I find articles like this one fascinating because I rather enjoy mulling over the possibility of owning my own self-sufficient farm – and all of the decisions that go along with that lifestyle.
The first, and most important, challenge in starting up a farm of any kind is deciding what will be raised or grown on the land. My family owned and operated an apple orchard. This is a far cry from cattle (of any kind) but an easy jump to Maple or fruit trees (of any kind), or even crop-based farming.
Yet, running a farm and running a self-sufficient farm are two very different things; which brings me back to this article: John Seymour was a well known and well-respected expert in self-sufficient agriculture. In these quotes, pulled from his 1976 book The Self-Sufficient Life and How to Live It, he presents a nice illustration of many key items to be considered when establishing a self-sufficient homestead.
“Cow or no cow? The pros and cons are many and various for a self-sufficient homestead.”
“If your garden gets plenty of cow manure, your soil fertility will continuously increase, along with your yields.”
“But a serious counter-consideration is that you will have to take on the responsibility of milking a cow…Milking a cow doesn’t take very long — perhaps eight minutes — and it’s very pleasant if you know how to do it and if she is a quiet, docile cow — but you will have to do it.”

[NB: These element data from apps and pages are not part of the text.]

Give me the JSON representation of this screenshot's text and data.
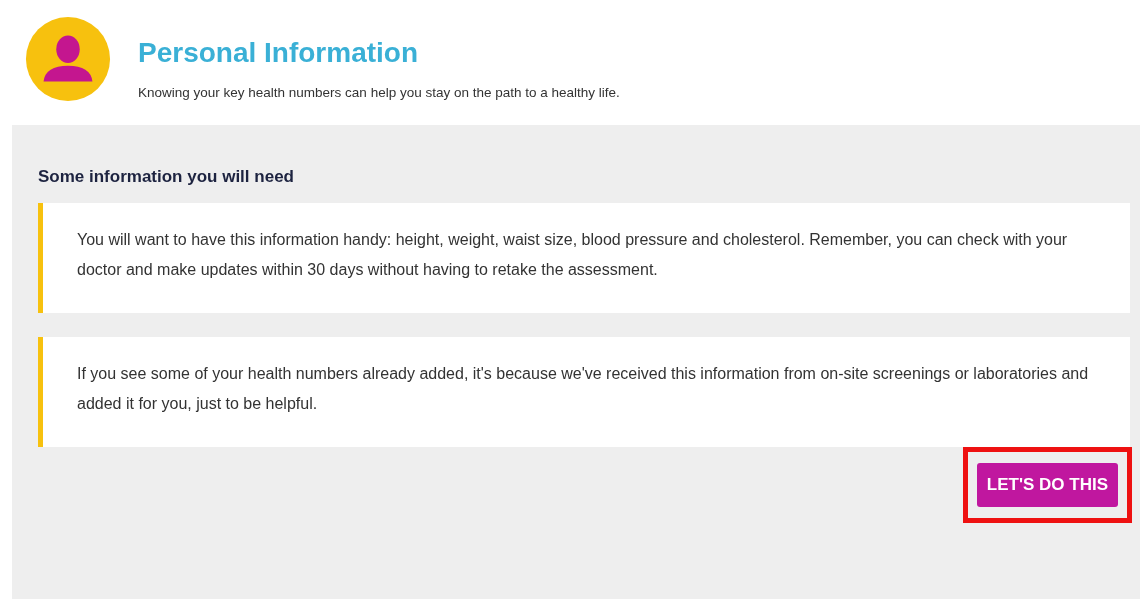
{
  "header": {
    "title": "Personal Information",
    "subtitle": "Knowing your key health numbers can help you stay on the path to a healthy life."
  },
  "section": {
    "heading": "Some information you will need",
    "notes": [
      {
        "text": "You will want to have this information handy: height, weight, waist size, blood pressure and cholesterol. Remember, you can check with your doctor and make updates within 30 days without having to retake the assessment."
      },
      {
        "text": "If you see some of your health numbers already added, it's because we've received this information from on-site screenings or laboratories and added it for you, just to be helpful."
      }
    ]
  },
  "button": {
    "label": "LET'S DO THIS",
    "highlighted": true
  }
}
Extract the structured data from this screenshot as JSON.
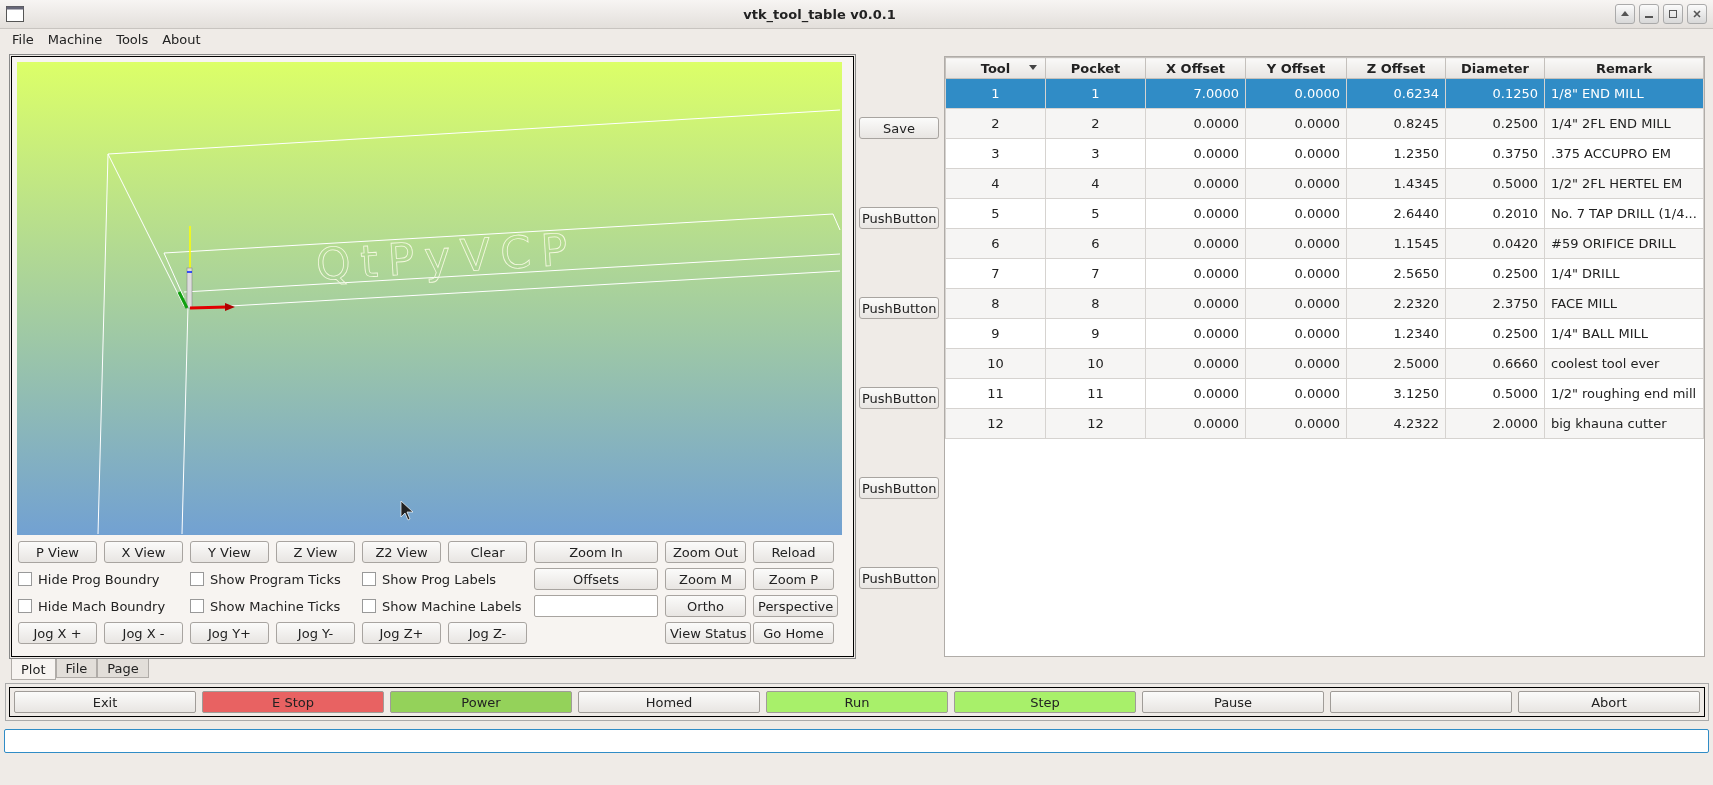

“Bear in mind that practically any garden crop that you grew for yourself would be good for the animals too, so any surplus crops would go to them. You would not need a compost pile — your animals could be your compost pile.”